§ **Exercise details**: Beginning with the line that holds "Give me the" and ending with the last line of the entries, please output each line exactly, apart from any pictures.

(Element data from apps and pages)
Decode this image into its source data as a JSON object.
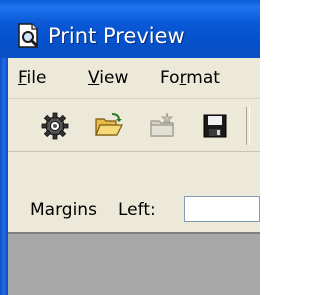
{
  "window": {
    "title": "Print Preview",
    "icon": "print-preview-document-icon"
  },
  "menu": {
    "items": [
      {
        "label": "File",
        "mnemonic": "F",
        "rest": "ile"
      },
      {
        "label": "View",
        "mnemonic": "V",
        "rest": "iew"
      },
      {
        "label": "Format",
        "mnemonic_prefix": "Fo",
        "mnemonic": "r",
        "rest": "mat"
      }
    ]
  },
  "toolbar": {
    "buttons": [
      {
        "name": "page-setup-icon",
        "enabled": true
      },
      {
        "name": "open-folder-icon",
        "enabled": true
      },
      {
        "name": "new-folder-icon",
        "enabled": false
      },
      {
        "name": "save-icon",
        "enabled": true
      }
    ]
  },
  "margins": {
    "label": "Margins",
    "left_label": "Left:",
    "left_value": ""
  },
  "colors": {
    "titlebar": "#0a58d6",
    "chrome": "#ece9d8",
    "preview_background": "#a8a8a8"
  }
}
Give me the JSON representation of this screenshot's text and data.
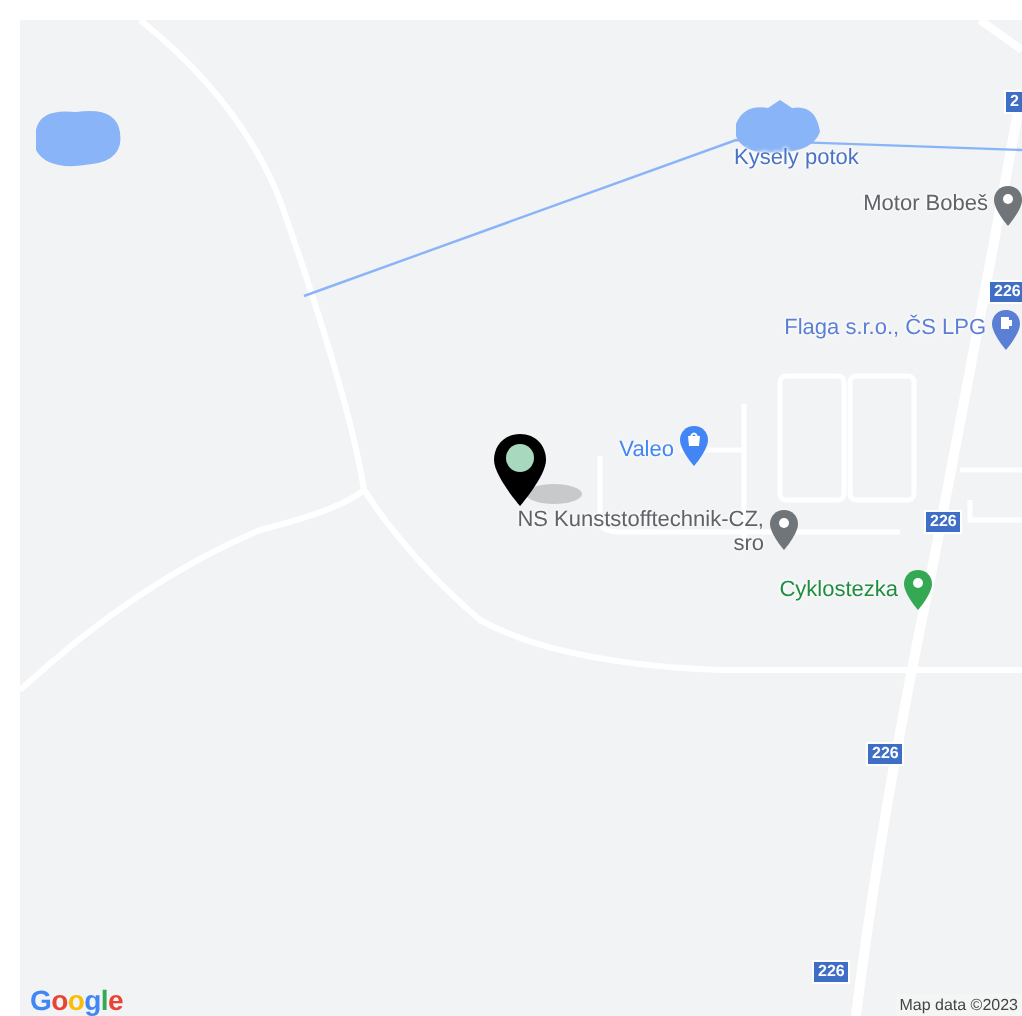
{
  "map": {
    "water_labels": [
      {
        "text": "Kysely potok"
      }
    ],
    "places": [
      {
        "name": "Motor Bobeš",
        "kind": "pin",
        "color": "#70757a"
      },
      {
        "name": "Flaga s.r.o., ČS LPG",
        "kind": "fuel",
        "color": "#5b7fd4"
      },
      {
        "name": "Valeo",
        "kind": "shop",
        "color": "#4285f4"
      },
      {
        "name": "NS Kunststofftechnik-CZ,\nsro",
        "kind": "pin",
        "color": "#70757a"
      },
      {
        "name": "Cyklostezka",
        "kind": "pin",
        "color": "#34a853"
      }
    ],
    "route_shields": [
      "2",
      "226",
      "226",
      "226",
      "226"
    ],
    "logo": "Google",
    "attribution": "Map data ©2023"
  }
}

§ **Result**:
Give me the JSON representation of this screenshot's text and data.
{
  "map": {
    "water_labels": [
      {
        "text": "Kysely potok"
      }
    ],
    "places": [
      {
        "name": "Motor Bobeš",
        "kind": "pin",
        "color": "#70757a"
      },
      {
        "name": "Flaga s.r.o., ČS LPG",
        "kind": "fuel",
        "color": "#5b7fd4"
      },
      {
        "name": "Valeo",
        "kind": "shop",
        "color": "#4285f4"
      },
      {
        "name": "NS Kunststofftechnik-CZ,\nsro",
        "kind": "pin",
        "color": "#70757a"
      },
      {
        "name": "Cyklostezka",
        "kind": "pin",
        "color": "#34a853"
      }
    ],
    "route_shields": [
      "2",
      "226",
      "226",
      "226",
      "226"
    ],
    "logo": "Google",
    "attribution": "Map data ©2023"
  }
}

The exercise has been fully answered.